VIC Premier

The Allan Labor Government is progressing reforms to our youth justice system with the development of a new legislative framework to reduce re-offending and improve community safety.

While Victoria has one of the lowest rates of youth offending in Australia – Victoria Police has identified a small number of reoffenders who are driving an increase of serious offences committed by young people.

To help address this, the Labor Government will develop a trial of electronic monitoring – to ensure bail conditions are followed while giving authorities more opportunities to intervene early and direct young people to diversionary programs that help get them on the right path.

Under the trial, courts will be able to order young people who have been charged with serious offences to be subject to electronic monitoring as part of their bail conditions.

If non-compliance is detected such as breaching curfew, the electronic monitoring will alert authorities and police will be able to file for bail to be revoked – creating an additional protection for community safety.

The monitor will also send an important warning to young people to think twice about ignoring their conditions and provides opportunity for targeted services we know can reduce offending.

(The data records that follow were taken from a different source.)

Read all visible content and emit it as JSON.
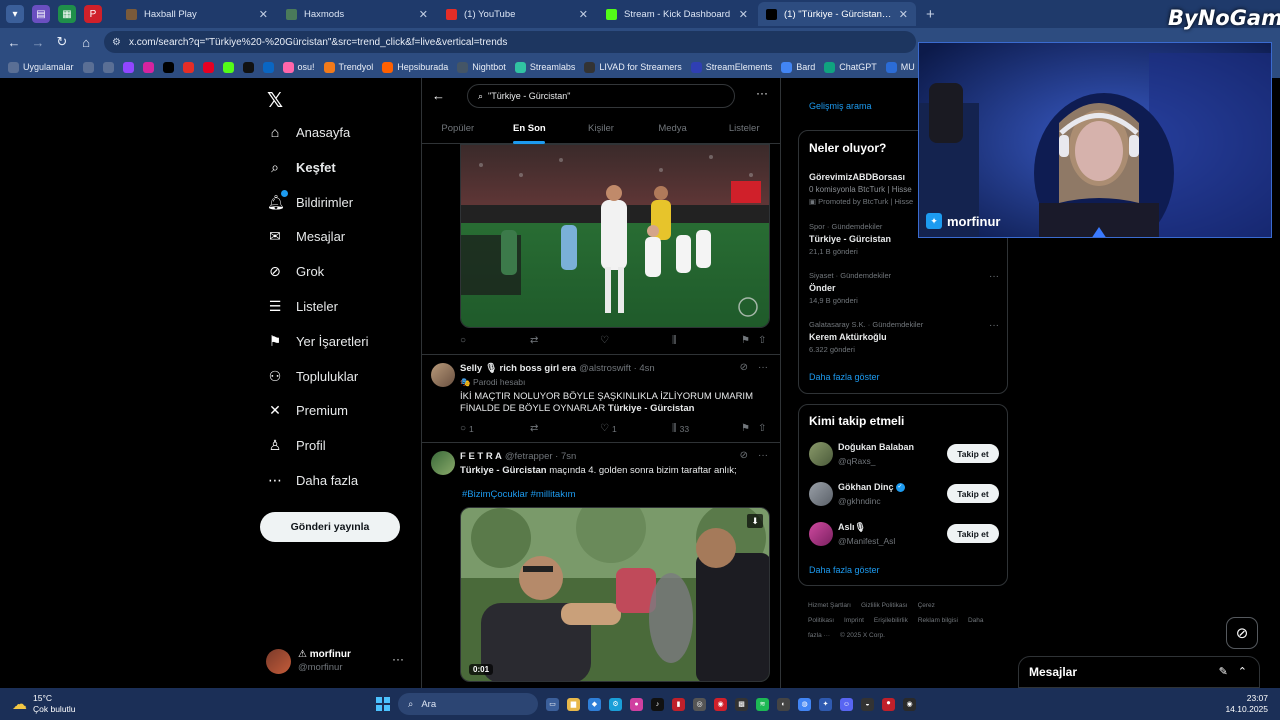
{
  "colors": {
    "accent": "#1d9bf0",
    "chrome": "#2d4c80",
    "tabbar": "#1f3a6b",
    "taskbar": "#1b2f57",
    "border": "#2f3336"
  },
  "browser": {
    "tabs": [
      {
        "title": "Haxball Play",
        "icon": "haxball-icon",
        "color": "#7a5a3a",
        "active": false
      },
      {
        "title": "Haxmods",
        "icon": "globe-icon",
        "color": "#4a7a5a",
        "active": false
      },
      {
        "title": "(1) YouTube",
        "icon": "youtube-icon",
        "color": "#e52d27",
        "active": false
      },
      {
        "title": "Stream - Kick Dashboard",
        "icon": "kick-icon",
        "color": "#53fc18",
        "active": false
      },
      {
        "title": "(1) \"Türkiye - Gürcistan\" - Aram",
        "icon": "x-icon",
        "color": "#000000",
        "active": true
      }
    ],
    "url": "x.com/search?q=\"Türkiye%20-%20Gürcistan\"&src=trend_click&f=live&vertical=trends",
    "bookmarks": [
      {
        "label": "Uygulamalar",
        "icon": "apps-grid-icon",
        "color": "#5a6f95"
      },
      {
        "label": "",
        "icon": "apps-icon",
        "color": "#5a6f95"
      },
      {
        "label": "",
        "icon": "star-icon",
        "color": "#5a6f95"
      },
      {
        "label": "",
        "icon": "twitch-icon",
        "color": "#9146ff"
      },
      {
        "label": "",
        "icon": "instagram-icon",
        "color": "#d6249f"
      },
      {
        "label": "",
        "icon": "x-icon",
        "color": "#000000"
      },
      {
        "label": "",
        "icon": "youtube-icon",
        "color": "#e52d27"
      },
      {
        "label": "",
        "icon": "pinterest-icon",
        "color": "#e60023"
      },
      {
        "label": "",
        "icon": "kick-icon",
        "color": "#53fc18"
      },
      {
        "label": "",
        "icon": "tiktok-icon",
        "color": "#111111"
      },
      {
        "label": "",
        "icon": "linkedin-icon",
        "color": "#0a66c2"
      },
      {
        "label": "osu!",
        "icon": "osu-icon",
        "color": "#ff66aa"
      },
      {
        "label": "Trendyol",
        "icon": "trendyol-icon",
        "color": "#f27a1a"
      },
      {
        "label": "Hepsiburada",
        "icon": "hepsiburada-icon",
        "color": "#ff6000"
      },
      {
        "label": "Nightbot",
        "icon": "nightbot-icon",
        "color": "#445566"
      },
      {
        "label": "Streamlabs",
        "icon": "streamlabs-icon",
        "color": "#31c3a2"
      },
      {
        "label": "LIVAD for Streamers",
        "icon": "livad-icon",
        "color": "#333333"
      },
      {
        "label": "StreamElements",
        "icon": "streamelements-icon",
        "color": "#2f3fb3"
      },
      {
        "label": "Bard",
        "icon": "bard-icon",
        "color": "#4285f4"
      },
      {
        "label": "ChatGPT",
        "icon": "chatgpt-icon",
        "color": "#10a37f"
      },
      {
        "label": "MU",
        "icon": "mu-icon",
        "color": "#2b6cd6"
      }
    ]
  },
  "x": {
    "nav": [
      {
        "label": "Anasayfa",
        "icon": "home-icon",
        "glyph": "⌂",
        "active": false
      },
      {
        "label": "Keşfet",
        "icon": "search-icon",
        "glyph": "⌕",
        "active": true
      },
      {
        "label": "Bildirimler",
        "icon": "bell-icon",
        "glyph": "🔔︎",
        "active": false
      },
      {
        "label": "Mesajlar",
        "icon": "mail-icon",
        "glyph": "✉",
        "active": false
      },
      {
        "label": "Grok",
        "icon": "grok-icon",
        "glyph": "⊘",
        "active": false
      },
      {
        "label": "Listeler",
        "icon": "list-icon",
        "glyph": "☰",
        "active": false
      },
      {
        "label": "Yer İşaretleri",
        "icon": "bookmark-icon",
        "glyph": "⚑",
        "active": false
      },
      {
        "label": "Topluluklar",
        "icon": "communities-icon",
        "glyph": "⚇",
        "active": false
      },
      {
        "label": "Premium",
        "icon": "x-premium-icon",
        "glyph": "✕",
        "active": false
      },
      {
        "label": "Profil",
        "icon": "profile-icon",
        "glyph": "♙",
        "active": false
      },
      {
        "label": "Daha fazla",
        "icon": "more-circle-icon",
        "glyph": "⋯",
        "active": false
      }
    ],
    "post_button": "Gönderi yayınla",
    "me": {
      "name": "⚠ morfinur",
      "handle": "@morfinur"
    },
    "search": {
      "query": "\"Türkiye - Gürcistan\""
    },
    "tabs": [
      "Popüler",
      "En Son",
      "Kişiler",
      "Medya",
      "Listeler"
    ],
    "active_tab": 1,
    "first_actions": {
      "replies": "",
      "reposts": "",
      "likes": "",
      "views": ""
    },
    "tweets": [
      {
        "name": "Selly 🎙 rich boss girl era",
        "handle": "@alstroswift · 4sn",
        "sub": "🎭 Parodi hesabı",
        "text_pre": "İKİ MAÇTIR NOLUYOR BÖYLE ŞAŞKINLIKLA İZLİYORUM UMARIM FİNALDE DE BÖYLE OYNARLAR ",
        "text_bold": "Türkiye - Gürcistan",
        "replies": "1",
        "reposts": "",
        "likes": "1",
        "views": "33"
      },
      {
        "name": "F E T R A",
        "handle": "@fetrapper · 7sn",
        "text_bold": "Türkiye - Gürcistan",
        "text_post": " maçında 4. golden sonra bizim taraftar anlık;",
        "hashtags": "#BizimÇocuklar #millitakım",
        "video_time": "0:01"
      }
    ],
    "right": {
      "advanced_search": "Gelişmiş arama",
      "trends_title": "Neler oluyor?",
      "promoted": {
        "name": "GörevimizABDBorsası",
        "desc": "0 komisyonla BtcTurk | Hisse",
        "by": "Promoted by BtcTurk | Hisse"
      },
      "trends": [
        {
          "meta": "Spor · Gündemdekiler",
          "name": "Türkiye - Gürcistan",
          "count": "21,1 B gönderi"
        },
        {
          "meta": "Siyaset · Gündemdekiler",
          "name": "Önder",
          "count": "14,9 B gönderi"
        },
        {
          "meta": "Galatasaray S.K. · Gündemdekiler",
          "name": "Kerem Aktürkoğlu",
          "count": "6.322 gönderi"
        }
      ],
      "show_more": "Daha fazla göster",
      "who_title": "Kimi takip etmeli",
      "who": [
        {
          "name": "Doğukan Balaban",
          "handle": "@qRaxs_",
          "verified": false,
          "btn": "Takip et"
        },
        {
          "name": "Gökhan Dinç",
          "handle": "@gkhndinc",
          "verified": true,
          "btn": "Takip et"
        },
        {
          "name": "Aslı🎙",
          "handle": "@Manifest_Asl",
          "verified": false,
          "btn": "Takip et"
        }
      ],
      "who_more": "Daha fazla göster",
      "footer": [
        "Hizmet Şartları",
        "Gizlilik Politikası",
        "Çerez Politikası",
        "Imprint",
        "Erişilebilirlik",
        "Reklam bilgisi",
        "Daha fazla ···",
        "© 2025 X Corp."
      ]
    },
    "messages_dock": "Mesajlar"
  },
  "stream": {
    "cam_name": "morfinur",
    "brand": "ByNoGame"
  },
  "taskbar": {
    "temp": "15°C",
    "weather": "Çok bulutlu",
    "search": "Ara",
    "time": "23:07",
    "date": "14.10.2025"
  }
}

This technology would be implemented alongside more intensive bail supervision, to help keep young people engaged in education, employment programs and other initiatives that address the underlying causes of offending.

The trial will include dedicated Youth Justice staff who will advise the Court about suitability and also closely monitor the bail compliance and progress, and court-based Youth Justice staff to deal with breaches.

The trial will complement Victoria Police operations to deter and disrupt youth crime, and early intervention practices such as the Children’s Court Youth Diversionary program which has a completion rate of 98 per cent and drives young people towards positive activities to help them turn their lives around.

The Youth Justice Bill will deliver the first stage of raising the minimum age of criminal responsibility to 12. Support services will be available to help 10 and 11-year-olds and their families address the causes of problematic behaviours.

The outreach and diversionary programs already run by Victoria Police to engage with at-risk children will continue and the Government has worked with Victoria Police to ensure appropriate responses are available in the very rare instances where 10- and 11-year-olds engage in serious offending.

Work is underway to introduce the Bill to Parliament in the middle of the year, with more details of the Bill’s specifics to be released in due course.

We have delivered more than $2 billion since 2014 to overhaul the youth justice system and a record $4.5 billion for Victoria Police to have the resources they need to disrupt and deter youth crime.

As stated by Attorney-General Jaclyn Symes

“This trial will be an extra tool to ensure that bail conditions are followed and young people take the opportunity of bail as a chance to engage with school or a job, and get their lives back on track.”

“Bail compliance is not optional and should be taken extremely seriously. If a person continues to abuse their bail conditions or commit further crime, it is our expectation that their bail is revoked.”

As stated by Minister for Youth Justice Enver Erdogan

“Whether it be in the community or in our youth justice system, young people will be held to account for their actions and encouraged towards a better future – making the community safer for everyone.”

As stated by Minister for Crime Prevention and Police Anthony Carbines

“Community safety is our top priority, and through these new measures to deal with young reoffenders we are sending a clear message that criminal behaviour will not be tolerated in Victoria.”

/Public Release. View in full here.